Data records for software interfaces
···

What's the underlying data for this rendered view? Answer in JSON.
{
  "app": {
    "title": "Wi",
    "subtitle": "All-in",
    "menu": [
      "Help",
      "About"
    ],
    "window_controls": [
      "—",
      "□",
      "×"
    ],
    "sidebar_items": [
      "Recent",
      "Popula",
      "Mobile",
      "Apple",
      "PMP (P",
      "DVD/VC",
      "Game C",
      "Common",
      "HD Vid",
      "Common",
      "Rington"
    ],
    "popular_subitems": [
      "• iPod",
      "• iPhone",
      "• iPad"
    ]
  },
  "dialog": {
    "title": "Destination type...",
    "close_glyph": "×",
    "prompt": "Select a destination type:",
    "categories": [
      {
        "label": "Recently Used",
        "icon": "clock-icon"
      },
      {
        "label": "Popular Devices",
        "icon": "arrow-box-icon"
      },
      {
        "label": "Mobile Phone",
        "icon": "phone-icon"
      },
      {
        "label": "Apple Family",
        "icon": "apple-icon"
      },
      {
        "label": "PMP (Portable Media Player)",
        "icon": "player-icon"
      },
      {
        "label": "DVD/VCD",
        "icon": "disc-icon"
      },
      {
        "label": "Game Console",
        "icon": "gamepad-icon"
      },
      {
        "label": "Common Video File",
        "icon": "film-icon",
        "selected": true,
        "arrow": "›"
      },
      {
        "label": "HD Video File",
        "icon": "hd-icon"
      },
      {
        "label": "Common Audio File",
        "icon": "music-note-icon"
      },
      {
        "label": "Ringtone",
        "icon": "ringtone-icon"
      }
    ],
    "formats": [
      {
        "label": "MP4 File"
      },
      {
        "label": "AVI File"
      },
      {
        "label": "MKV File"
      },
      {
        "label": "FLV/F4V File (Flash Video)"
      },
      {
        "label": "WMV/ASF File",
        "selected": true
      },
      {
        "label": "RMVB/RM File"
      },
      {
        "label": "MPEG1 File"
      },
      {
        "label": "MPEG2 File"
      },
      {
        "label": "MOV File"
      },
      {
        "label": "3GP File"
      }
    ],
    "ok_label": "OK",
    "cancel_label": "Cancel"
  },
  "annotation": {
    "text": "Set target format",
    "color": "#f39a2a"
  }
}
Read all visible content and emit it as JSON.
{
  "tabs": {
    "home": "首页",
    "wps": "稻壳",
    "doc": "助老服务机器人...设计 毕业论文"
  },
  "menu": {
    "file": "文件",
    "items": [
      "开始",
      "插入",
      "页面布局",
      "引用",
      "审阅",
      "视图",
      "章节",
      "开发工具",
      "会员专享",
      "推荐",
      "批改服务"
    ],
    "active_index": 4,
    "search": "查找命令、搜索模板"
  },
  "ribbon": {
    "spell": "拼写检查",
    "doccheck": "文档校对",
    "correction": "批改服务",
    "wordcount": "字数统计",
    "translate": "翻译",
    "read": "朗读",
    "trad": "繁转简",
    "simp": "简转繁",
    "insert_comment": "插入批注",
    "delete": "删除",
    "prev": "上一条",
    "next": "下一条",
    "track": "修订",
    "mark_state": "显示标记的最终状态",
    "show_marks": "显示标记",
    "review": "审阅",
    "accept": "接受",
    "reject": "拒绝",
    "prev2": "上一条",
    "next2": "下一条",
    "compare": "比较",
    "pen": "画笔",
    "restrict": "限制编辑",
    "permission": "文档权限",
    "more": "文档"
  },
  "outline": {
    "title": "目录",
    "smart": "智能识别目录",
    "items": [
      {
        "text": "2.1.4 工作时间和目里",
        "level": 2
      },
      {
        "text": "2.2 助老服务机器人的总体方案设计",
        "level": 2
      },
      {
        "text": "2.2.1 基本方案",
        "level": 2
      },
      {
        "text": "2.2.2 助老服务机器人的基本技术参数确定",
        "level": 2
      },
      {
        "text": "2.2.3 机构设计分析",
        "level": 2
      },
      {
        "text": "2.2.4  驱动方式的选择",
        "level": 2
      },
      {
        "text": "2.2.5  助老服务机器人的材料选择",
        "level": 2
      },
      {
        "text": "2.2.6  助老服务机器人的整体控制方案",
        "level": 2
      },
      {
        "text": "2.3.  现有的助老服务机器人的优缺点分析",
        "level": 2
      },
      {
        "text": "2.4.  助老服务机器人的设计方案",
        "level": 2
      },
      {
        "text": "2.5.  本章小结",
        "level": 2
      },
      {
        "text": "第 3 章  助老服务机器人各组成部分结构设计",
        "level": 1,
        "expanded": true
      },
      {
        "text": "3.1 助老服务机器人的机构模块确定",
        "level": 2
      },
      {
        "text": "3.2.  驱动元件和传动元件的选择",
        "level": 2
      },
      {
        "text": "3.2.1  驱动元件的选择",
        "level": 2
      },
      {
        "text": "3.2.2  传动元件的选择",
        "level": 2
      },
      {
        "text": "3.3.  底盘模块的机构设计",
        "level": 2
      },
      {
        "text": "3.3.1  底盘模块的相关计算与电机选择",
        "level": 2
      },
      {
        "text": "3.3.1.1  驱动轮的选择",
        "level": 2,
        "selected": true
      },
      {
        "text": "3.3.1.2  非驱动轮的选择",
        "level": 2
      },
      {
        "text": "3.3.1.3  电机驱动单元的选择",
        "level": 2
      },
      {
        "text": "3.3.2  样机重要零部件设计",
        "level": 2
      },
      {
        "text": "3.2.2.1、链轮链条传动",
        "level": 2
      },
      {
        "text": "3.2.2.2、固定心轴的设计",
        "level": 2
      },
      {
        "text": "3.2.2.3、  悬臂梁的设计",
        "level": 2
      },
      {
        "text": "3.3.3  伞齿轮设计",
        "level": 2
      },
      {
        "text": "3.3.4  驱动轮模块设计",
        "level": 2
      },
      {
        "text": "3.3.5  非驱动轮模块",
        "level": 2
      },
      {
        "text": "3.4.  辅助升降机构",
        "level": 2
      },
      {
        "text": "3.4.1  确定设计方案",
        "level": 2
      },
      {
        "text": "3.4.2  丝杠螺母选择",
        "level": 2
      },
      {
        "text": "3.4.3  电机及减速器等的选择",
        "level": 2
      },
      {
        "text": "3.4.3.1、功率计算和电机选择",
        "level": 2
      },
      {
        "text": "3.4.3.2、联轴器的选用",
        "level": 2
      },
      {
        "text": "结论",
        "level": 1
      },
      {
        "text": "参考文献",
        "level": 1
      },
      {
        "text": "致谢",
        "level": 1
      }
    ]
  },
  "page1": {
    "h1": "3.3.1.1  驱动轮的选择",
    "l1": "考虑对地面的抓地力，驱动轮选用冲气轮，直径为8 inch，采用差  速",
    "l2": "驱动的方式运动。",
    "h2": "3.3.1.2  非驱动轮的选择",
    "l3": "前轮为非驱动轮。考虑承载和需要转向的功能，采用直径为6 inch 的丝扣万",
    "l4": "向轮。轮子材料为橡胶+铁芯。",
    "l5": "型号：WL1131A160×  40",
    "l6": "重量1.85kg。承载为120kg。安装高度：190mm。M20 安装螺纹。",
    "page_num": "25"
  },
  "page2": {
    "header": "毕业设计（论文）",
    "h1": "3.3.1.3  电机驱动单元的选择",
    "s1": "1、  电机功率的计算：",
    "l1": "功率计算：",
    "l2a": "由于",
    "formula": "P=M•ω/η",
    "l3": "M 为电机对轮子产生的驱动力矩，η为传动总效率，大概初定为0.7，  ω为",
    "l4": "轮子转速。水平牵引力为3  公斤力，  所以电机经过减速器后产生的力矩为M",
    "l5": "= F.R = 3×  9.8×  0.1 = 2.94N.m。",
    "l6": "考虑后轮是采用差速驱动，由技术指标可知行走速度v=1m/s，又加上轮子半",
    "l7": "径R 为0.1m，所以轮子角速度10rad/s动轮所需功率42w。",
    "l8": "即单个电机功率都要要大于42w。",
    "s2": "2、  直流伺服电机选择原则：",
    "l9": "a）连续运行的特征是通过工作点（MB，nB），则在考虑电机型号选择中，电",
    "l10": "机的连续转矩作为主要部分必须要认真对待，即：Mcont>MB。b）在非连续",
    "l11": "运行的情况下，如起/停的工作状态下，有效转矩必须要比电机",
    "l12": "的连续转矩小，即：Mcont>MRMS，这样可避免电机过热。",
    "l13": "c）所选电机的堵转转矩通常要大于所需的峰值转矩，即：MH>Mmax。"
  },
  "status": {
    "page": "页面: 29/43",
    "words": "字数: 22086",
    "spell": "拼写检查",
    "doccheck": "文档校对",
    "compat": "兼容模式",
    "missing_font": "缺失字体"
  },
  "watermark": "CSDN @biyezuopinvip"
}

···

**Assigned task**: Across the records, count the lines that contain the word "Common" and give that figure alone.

**Your response**: 4